Hamlette (Rachel) said...

I swore I would not read e-books, but then we got smart phones a couple months ago, and mine had the Kindle app. So I have downloaded a Zane Grey book for free that my library doesn't have, and I'm slowly reading through it in spare moments like while my kids take a bath. If I end up liking the book, I'll buy a "real" copy :-)

Ruth said...

I would probably do the same thing - get a hard copy. I'm sure, I could find reasons for adapting to e-books, but I have no desire to start. (My husband wants me to get a smart phone b/c I still have one of those stupid phones, but I really don't want one. I don't even want the phone I have. That's how backwards I am.)

Hamlette (Rachel) said...
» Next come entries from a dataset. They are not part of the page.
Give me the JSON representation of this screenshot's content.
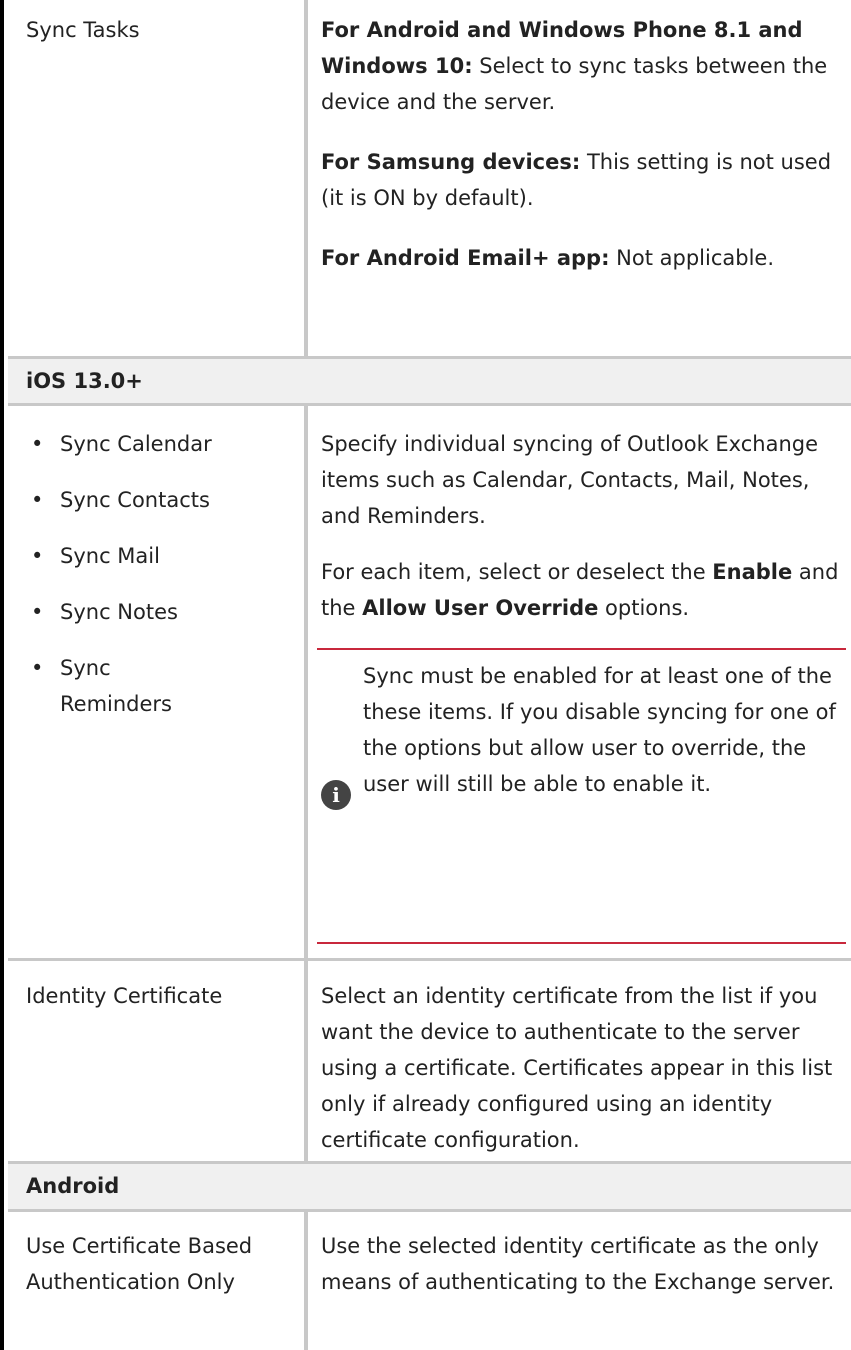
{
  "sync_tasks": {
    "label": "Sync Tasks",
    "p1_bold": "For Android and Windows Phone 8.1 and Windows 10:",
    "p1_text": " Select to sync tasks between the device and the server.",
    "p2_bold": "For Samsung devices:",
    "p2_text": " This setting is not used (it is ON by default).",
    "p3_bold": "For Android Email+ app:",
    "p3_text": " Not applicable."
  },
  "section_ios": "iOS 13.0+",
  "ios_sync": {
    "items": [
      "Sync Calendar",
      "Sync Contacts",
      "Sync Mail",
      "Sync Notes",
      "Sync Reminders"
    ],
    "desc1": "Specify individual syncing of Outlook Exchange items such as Calendar, Contacts, Mail, Notes, and Reminders.",
    "desc2_a": "For each item, select or deselect the ",
    "desc2_enable": "Enable",
    "desc2_b": " and the ",
    "desc2_override": "Allow User Override",
    "desc2_c": " options.",
    "note_icon": "info-icon",
    "note": "Sync must be enabled for at least one of the these items. If you disable syncing for one of the options but allow user to override, the user will still be able to enable it."
  },
  "identity_cert": {
    "label": "Identity Certificate",
    "desc": "Select an identity certificate from the list if you want the device to authenticate to the server using a certificate. Certificates appear in this list only if already configured using an identity certificate configuration."
  },
  "section_android": "Android",
  "cert_auth": {
    "label": "Use Certificate Based Authentication Only",
    "desc": "Use the selected identity certificate as the only means of authenticating to the Exchange server."
  },
  "colors": {
    "note_border": "#c8283c",
    "grid": "#c8c8c8",
    "section_bg": "#f0f0f0"
  }
}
I miss my clamshell phone. I could flip it open and imagine I was Captain Kirk, answering a hail from the Enterprise. Also, it fit in my pants pocket better, and I could navigate it easier. I'm still getting used to the smart phone, and I've had it since October. The only reason we got them was that we switched from Verizon to Ting, and Ting didn't have flip phones :-( (We're saving $50-$70 every month, which is why we switched, so I guess some hassle and annoyance is worth that much.) The Kindle app is one of the few things I like on this phone.

Ruth said...

: D

Well, I've never heard of Ting, and you are saving $50-$70???? I'll be checking that out. But I still don't want a smart phone. : (

Hamlette (Rachel) said...

Yes, and we can text way more than before, and use data too. It uses the Sprint network and has Android phones. It's pretty amazing.

Keely said...

I definitely agree with the Anne/Wentworth answer. Persuasion is one of my favourite novels and their relationship is probably the most complex and real of all the couple's in Austen's novels.

Ruth said...

Wasn't it lovely? (And I don't even use lovely to describe anything.)

You know...there is a Persuasion read-along starting January 5th...